What is the loan forgiveness process?

The Borrower may submit the Forgiveness Application any time on or before the maturity date of the loan as long as the Borrower has used all of the loan proceeds for which it is requesting forgiveness. The Forgiveness Application and any required additional documentation should be submitted to the Lender servicing the PPP loan. If the Forgiveness Application is not submitted within 10 months following the last day of the maximum Covered Period (24 weeks), the Borrower will need to begin paying principal and interest in accordance with the loan documents.

For Borrowers with loans of $150,000 or less

Those with a PPP loan of $150,000 or less should use the simplified Forgiveness Application – SBA Form 3508S (linked at the end of this article). The simplified form requires fewer calculations and less documentation for eligible Borrowers and does not require Borrowers to show the calculations used to determine the loan forgiveness amount.

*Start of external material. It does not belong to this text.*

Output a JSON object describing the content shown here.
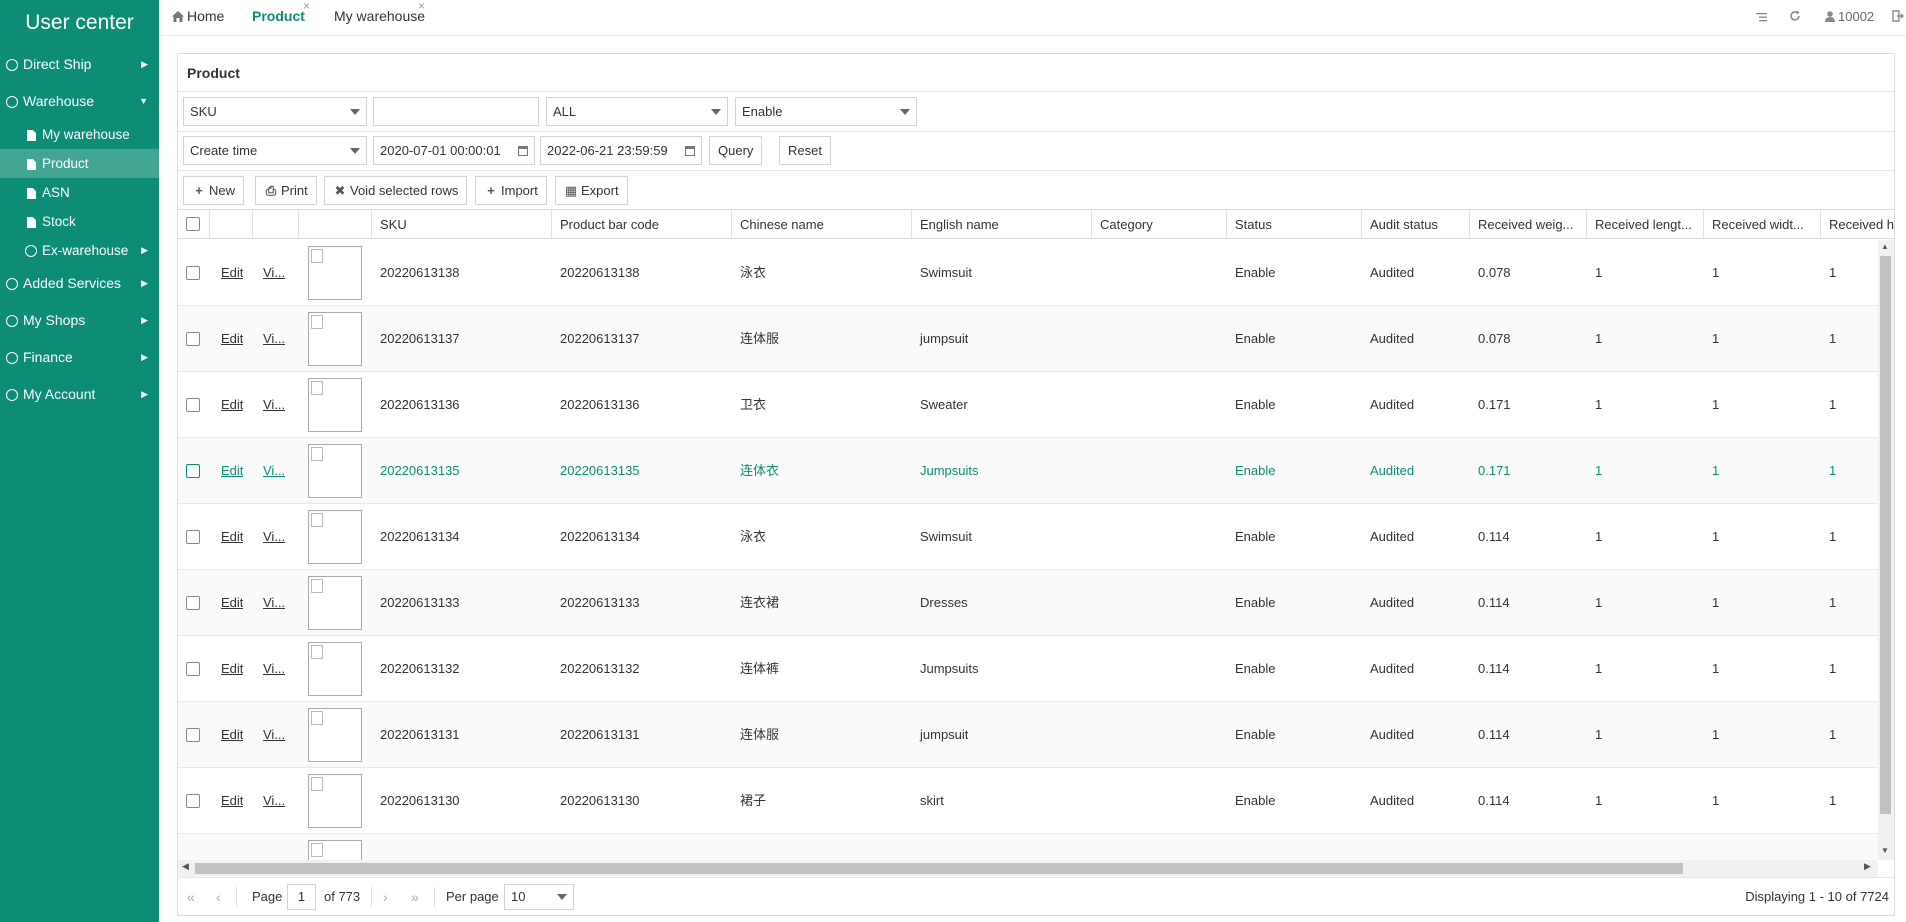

However, it is important to keep in mind that even though Borrowers with loans of $150,000 or less may and should use the simplified form, the SBA may still request additional documentation and information to review loan forgiveness calculations as part of its audit and review procedures. Therefore, it is important to maintain accurate calculation documentation and records.

This form may be used to apply for forgiveness of a First Draw or Second Draw Loan, however, each loan must use a separate Forgiveness Application form (i.e., Borrowers who have both a First Draw and Second Draw Loan of $150,000 or under cannot combine them on one Forgiveness Application form).

When submitting the Forgiveness Application, Borrowers will also need to provide documentation establishing that they meet the 25 percent revenue reduction threshold (unless such documentation was provided at the time of the loan Application), which may include relevant tax forms or copies of quarterly income statements or bank statements. Note that when applying for forgiveness for a Second Draw Loan, Borrowers must certify that they used all First Draw Loan proceeds on eligible expenses prior to disbursement of the Second Draw Loan.

For Borrowers with loans of more than $150,000

Borrowers who received a Second Draw Loan of more than $150,000 must submit the Forgiveness Application for the First Draw Loan before or at the same time as the Forgiveness Application for the Second Draw Loan. This applies even if the calculated forgiveness amount of the First Draw Loan is zero.

I received a PPP loan of $50,000. Am I exempt from a reduction in the loan forgiveness amount?

Yes. Borrowers with PPP loans of $50,000 or less are exempt from any reduction of the loan forgiveness amount due to penalties for reductions in full-time equivalent employees or reductions in employee salary or wages that would otherwise be applicable. This excludes any Borrower that together with its affiliates received (i) First Draw Loans totaling $2 million or more, or (ii) Second Draw Loans totaling $2 million or more.

Additional Information

Below are useful links to necessary forms. Forms and additional guidance can be found on the SBA and Department of Treasury’s websites. We have also included links below to our other articles in this series.

Forms

Article Series